2019

ASIACRYPT

A Novel CCA Attack Using Decryption Errors Against LAC
Abstract

Cryptosystems based on Learning with Errors or related problems are central topics in recent cryptographic research. One main witness to this is the NIST Post-Quantum Cryptography Standardization effort. Many submitted proposals rely on problems related to Learning with Errors. Such schemes often include the possibility of decryption errors with some very small probability. Some of them have a somewhat larger error probability in each coordinate, but use an error correcting code to get rid of errors. In this paper we propose and discuss an attack for secret key recovery based on generating decryption errors, for schemes using error correcting codes. In particular we show an attack on the scheme LAC, a proposal to the NIST Post-Quantum Cryptography Standardization that has advanced to round 2.In a standard setting with CCA security, the attack first consists of a precomputation of special messages and their corresponding error vectors. This set of messages are submitted for decryption and a few decryption errors are observed. In a statistical analysis step, these vectors causing the decryption errors are processed and the result reveals the secret key. The attack only works for a fraction of the secret keys. To be specific, regarding LAC256, the version for achieving the 256-bit classical security level, we recover one key among approximately $$2^{64}$$ public keys with complexity $$2^{79}$$, if the precomputation cost of $$2^{162}$$ is excluded. We also show the possibility to attack a more probable key (say with probability $$2^{-16}$$). This attack is verified via extensive simulation.We further apply this attack to LAC256-v2, a new version of LAC256 in round 2 of the NIST PQ-project and obtain a multi-target attack with slightly increased precomputation complexity (from $$2^{162}$$ to $$2^{171}$$). One can also explain this attack in the single-key setting as an attack with precomputation complexity of $$2^{171}$$ and success probability of $$2^{-64}$$.

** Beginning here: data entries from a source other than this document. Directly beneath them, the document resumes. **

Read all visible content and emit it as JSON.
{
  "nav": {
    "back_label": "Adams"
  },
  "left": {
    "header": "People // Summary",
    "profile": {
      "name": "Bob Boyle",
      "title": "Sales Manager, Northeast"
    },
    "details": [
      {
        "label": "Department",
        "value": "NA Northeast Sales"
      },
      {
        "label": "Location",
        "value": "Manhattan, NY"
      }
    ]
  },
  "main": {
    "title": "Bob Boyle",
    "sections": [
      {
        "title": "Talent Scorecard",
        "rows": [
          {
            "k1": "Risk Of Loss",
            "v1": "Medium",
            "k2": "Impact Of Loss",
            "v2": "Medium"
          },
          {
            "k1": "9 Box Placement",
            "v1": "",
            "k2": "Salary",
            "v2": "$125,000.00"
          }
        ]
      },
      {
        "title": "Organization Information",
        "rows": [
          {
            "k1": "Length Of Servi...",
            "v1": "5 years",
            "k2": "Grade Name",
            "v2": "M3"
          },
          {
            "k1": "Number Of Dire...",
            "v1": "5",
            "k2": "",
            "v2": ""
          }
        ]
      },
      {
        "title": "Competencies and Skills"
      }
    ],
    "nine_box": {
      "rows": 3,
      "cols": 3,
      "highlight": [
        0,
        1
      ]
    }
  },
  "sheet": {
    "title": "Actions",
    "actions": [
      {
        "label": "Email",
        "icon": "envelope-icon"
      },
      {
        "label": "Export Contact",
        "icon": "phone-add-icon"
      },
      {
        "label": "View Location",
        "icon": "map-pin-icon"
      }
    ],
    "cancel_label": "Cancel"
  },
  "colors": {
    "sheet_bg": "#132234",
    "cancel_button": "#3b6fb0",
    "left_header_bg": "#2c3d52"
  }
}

#### Coauthors

- Olivier Bronchain (1)
- Jan-Pieter D’Anvers (1)
- Vincent Grosso (1)
- Thomas Johansson (9)
- Carl Löndahl (2)
- Erik Mårtensson (1)
- Alexander Nilsson (2)
- François-Xavier Standaert (1)
- Paul Stankovski (3)
- Ingrid Verbauwhede (1)
- Frederik Vercauteren (1)
- Jing Yang (1)